ICC prosecutor says Kenyatta case will go to trial
PARIS (Reuters) - The chief prosecutor of the International Criminal Court (ICC) said on Wednesday that Kenya president-elect Uhuru Kenyatta would face a trial on charges of crimes against humanity but when that would happen was unknown.
Kenyatta, whose election earlier this month is being challenged by his rival, faces charges at the ICC over bloodshed in the aftermath of Kenya's 2007 election.
However, his lawyers said on Monday that the charges against him should be dropped after the case against a co-accused collapsed when an important witness's testimony was retracted.

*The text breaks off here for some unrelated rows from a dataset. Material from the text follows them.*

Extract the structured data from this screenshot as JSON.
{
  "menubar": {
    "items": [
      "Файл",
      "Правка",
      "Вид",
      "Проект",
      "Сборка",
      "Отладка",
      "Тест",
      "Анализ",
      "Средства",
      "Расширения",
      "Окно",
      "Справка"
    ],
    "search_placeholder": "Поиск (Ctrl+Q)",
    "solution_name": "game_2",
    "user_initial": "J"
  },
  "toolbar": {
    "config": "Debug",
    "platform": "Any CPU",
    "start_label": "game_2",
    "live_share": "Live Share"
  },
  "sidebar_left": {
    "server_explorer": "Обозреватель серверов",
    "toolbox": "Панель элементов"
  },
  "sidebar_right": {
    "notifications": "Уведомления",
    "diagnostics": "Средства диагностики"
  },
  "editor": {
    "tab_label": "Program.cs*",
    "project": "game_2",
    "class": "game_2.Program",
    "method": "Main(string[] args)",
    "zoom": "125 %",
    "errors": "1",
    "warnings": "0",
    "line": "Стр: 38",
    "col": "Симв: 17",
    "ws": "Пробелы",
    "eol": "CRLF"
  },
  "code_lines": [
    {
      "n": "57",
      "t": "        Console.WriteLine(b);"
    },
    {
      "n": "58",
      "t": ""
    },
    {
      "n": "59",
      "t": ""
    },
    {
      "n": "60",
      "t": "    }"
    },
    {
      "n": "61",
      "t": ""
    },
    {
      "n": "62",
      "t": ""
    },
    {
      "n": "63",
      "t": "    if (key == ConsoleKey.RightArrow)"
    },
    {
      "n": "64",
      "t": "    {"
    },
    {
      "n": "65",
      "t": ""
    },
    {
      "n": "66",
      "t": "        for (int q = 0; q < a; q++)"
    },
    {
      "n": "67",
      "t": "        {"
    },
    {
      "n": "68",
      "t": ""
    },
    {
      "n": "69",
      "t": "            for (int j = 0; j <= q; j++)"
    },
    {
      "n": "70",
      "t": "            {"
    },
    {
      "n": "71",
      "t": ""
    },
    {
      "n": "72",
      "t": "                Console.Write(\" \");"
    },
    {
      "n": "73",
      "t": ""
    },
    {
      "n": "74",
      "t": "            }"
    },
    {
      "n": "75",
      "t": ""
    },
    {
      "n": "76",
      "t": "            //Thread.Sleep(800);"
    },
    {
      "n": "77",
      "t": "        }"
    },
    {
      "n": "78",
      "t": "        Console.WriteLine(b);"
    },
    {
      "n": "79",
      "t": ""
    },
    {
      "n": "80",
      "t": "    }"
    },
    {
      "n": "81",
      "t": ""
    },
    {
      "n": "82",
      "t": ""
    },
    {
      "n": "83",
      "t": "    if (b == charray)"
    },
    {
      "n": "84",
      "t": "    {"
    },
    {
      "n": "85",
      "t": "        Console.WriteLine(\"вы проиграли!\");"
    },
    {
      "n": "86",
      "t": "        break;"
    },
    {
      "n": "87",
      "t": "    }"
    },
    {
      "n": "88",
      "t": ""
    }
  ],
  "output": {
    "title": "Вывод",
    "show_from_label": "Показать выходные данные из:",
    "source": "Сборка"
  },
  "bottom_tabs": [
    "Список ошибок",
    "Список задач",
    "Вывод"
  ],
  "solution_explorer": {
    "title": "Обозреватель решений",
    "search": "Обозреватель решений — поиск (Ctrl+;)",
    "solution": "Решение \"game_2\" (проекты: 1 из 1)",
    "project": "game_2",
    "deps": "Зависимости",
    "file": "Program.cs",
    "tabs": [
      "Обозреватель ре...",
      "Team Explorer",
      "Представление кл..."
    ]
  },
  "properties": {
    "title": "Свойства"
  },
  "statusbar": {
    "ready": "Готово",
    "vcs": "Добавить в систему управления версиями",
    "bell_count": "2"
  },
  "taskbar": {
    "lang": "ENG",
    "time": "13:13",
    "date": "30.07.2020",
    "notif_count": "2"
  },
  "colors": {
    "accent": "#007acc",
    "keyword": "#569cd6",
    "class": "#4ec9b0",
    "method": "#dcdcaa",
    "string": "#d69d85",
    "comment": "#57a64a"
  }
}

"We will not drop the charges," prosecutor Fatou Bensouda told reporters in Paris. "It's not a question of if it goes to trial but when it goes to trial."
Bensouda said she was worried that bribery, intimidation and the Kenyan government's lack of cooperation seen in other cases could also impact the Kenyatta case.
"We still have difficulties with witness intimidation. This is ongoing," she told Reuters. "It's not stopping and I think it will get more serious."
Kenyatta's lawyers said the charges against him were clearly now based on hearsay after the witness retracted testimony in the case against former civil servant Francis Muthaura.
Kenyatta and Muthaura were among six suspects initially charged by ICC prosecutors with orchestrating violence after the 2007 election, when some 1,200 people were killed.
"Kenya is the most challenging situation that our office has had to deal with," Bensouda said.
When asked if the Kenyatta case could ultimately be in jeopardy due to bribes and intimidation she said: "We have a real risk of our witnesses being afraid to speak up and have anything to do with the ICC."
However, Bensouda said that unlike the Muthaura case, the ICC had more witnesses willing to testify against Kenyatta. "We continue to monitor our witnesses all the time," she said.
She added that the Kenyan authorities also were not cooperating sufficiently by providing only irrelevant documentation for cases.
"What the Kenyan government is claiming is that it has given us everything we have requested, but that's not correct. If you ask for 10 things you get four and they are not so relevant," she said.
(Editing by Michael Roddy)
What fish fossils teach about the joy of sex; a new device warns when the elderly fall; and California cracks down on sprinkler users. Amy Tennery's coverage picks. Full Article